#4: Just About Everyone in Sons and Lovers
It might be a bit hyperbolic to say everyone in D.H. Lawrence’s breakout novel is involved in unhealthy relationships—but just a bit.
To this point, we’ve pretty much been discussing unhealthy relationships of the romantic variety, but there plenty of paternal or platonic relationship types, all of which may sour as well.
Lawrence’s novel centers on the Morels, a working-class family in Northern England. Mr. Morel has a violent temper—to say the least—and sadly, like Othello, he acts on it, abusing Mrs. Morel, verbally and otherwise, after which he feels remorse and attempts to apologize with presents.
This happens repeatedly—and this is as big a red flag as there is as far as unhealthy relationships go. Abuse—especially physical abuse—shouldn’t have to be tolerated in a relationship even once. Repeatedly? That’s a relationship that needs to end.
All too often trying to “make up for it” or insisting, as Mr. Morel does, that the abuser “really loves” the abused party causes the latter to stay, with disastrous results. If you happen to be in an abusive relationship, or feel afraid and unsure of what to do, call the National Domestic Abuse Hotline at 1-800-799-7233 for help.
Then there’s our protagonist Paul, his brother William, and all the unhealthy relationships they enter into. Paul is a real “momma’s boy” in the sense that he and his mother have an incredibly close bond, one that is both a great strength and tragic obstacle in both their happiness.
No woman ever seems fully satisfactory for Mrs. Morel when it comes to her Paul and his brother, William—not William’s spendthrift wife, not Paul’s first love Miriam, and not his second crush, Clara. Paul is constantly trying to forge a connection with first Miriam and then Clara, and being a young man (and a D.H. Lawrence character) he naturally thinks sex is the way to do it. He pressures Miriam physically, and clashes with Clara’s feminist beliefs—all while constantly falling back on his mother meaning, after her death, Paul is left alone.
This is one of modern literature’s great unhealthy parental relationships, and it’s between a son and mother—and a loving one at that.
From a parenting perspective, Mrs. Morel is too controlling and certainly too unwilling to let her sons grow up and leave her, in part because she lives vicariously through them as a result of her own failed marriage.

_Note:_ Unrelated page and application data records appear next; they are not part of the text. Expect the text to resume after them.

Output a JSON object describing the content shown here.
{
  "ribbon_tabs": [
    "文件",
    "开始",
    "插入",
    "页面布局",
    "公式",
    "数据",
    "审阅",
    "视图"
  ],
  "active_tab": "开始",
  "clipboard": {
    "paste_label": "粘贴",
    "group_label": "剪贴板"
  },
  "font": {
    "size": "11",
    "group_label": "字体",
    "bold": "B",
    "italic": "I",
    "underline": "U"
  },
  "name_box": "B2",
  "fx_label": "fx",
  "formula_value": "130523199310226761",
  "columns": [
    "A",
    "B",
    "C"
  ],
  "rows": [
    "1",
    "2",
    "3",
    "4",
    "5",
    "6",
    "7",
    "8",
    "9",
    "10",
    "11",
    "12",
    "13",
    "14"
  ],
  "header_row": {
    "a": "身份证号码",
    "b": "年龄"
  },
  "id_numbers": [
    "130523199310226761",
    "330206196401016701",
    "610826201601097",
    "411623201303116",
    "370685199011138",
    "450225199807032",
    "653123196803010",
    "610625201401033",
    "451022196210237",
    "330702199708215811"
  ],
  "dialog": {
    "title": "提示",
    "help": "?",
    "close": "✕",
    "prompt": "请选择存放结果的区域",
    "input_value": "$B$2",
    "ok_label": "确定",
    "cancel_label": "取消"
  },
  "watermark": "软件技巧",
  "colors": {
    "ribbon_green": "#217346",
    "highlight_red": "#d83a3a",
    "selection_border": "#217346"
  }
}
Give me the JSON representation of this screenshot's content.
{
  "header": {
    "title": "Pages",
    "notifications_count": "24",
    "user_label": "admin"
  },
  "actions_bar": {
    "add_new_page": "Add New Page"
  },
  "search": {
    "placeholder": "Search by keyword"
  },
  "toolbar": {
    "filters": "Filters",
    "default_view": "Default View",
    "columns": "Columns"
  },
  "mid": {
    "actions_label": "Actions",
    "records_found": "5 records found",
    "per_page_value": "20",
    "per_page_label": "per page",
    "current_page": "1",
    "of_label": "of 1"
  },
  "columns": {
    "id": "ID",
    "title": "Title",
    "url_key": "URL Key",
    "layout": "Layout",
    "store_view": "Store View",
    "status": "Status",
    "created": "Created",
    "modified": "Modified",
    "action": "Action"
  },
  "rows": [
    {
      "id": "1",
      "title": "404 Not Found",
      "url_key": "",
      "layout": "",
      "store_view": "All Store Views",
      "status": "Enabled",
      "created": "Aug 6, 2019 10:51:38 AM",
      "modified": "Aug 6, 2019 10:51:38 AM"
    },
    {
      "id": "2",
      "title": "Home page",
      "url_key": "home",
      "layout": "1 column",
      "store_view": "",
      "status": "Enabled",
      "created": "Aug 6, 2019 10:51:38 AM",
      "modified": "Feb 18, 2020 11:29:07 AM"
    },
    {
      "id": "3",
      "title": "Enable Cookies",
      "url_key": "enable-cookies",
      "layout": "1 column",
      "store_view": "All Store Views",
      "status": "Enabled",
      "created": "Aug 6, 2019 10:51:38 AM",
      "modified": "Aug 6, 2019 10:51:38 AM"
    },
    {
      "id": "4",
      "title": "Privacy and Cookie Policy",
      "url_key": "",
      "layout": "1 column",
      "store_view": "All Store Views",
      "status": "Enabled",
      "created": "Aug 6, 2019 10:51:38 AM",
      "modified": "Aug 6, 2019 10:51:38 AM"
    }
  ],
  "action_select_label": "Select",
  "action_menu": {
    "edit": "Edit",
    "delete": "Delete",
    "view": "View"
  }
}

Paul, in turn, wants to be a good boyfriend to first Miriam and then Clara, but he’s too forceful with the former, not able to fully connect with the latter, and on the whole suffers from having an overly-involved mother, one who’s simultaneously supportive of him yet always interjecting herself and disapproving of her potential girlfriends.
Even in the best of parent/child relationships, boundaries are key, lest unhealthy relationships arise, as they do with Paul and Mrs. Morel.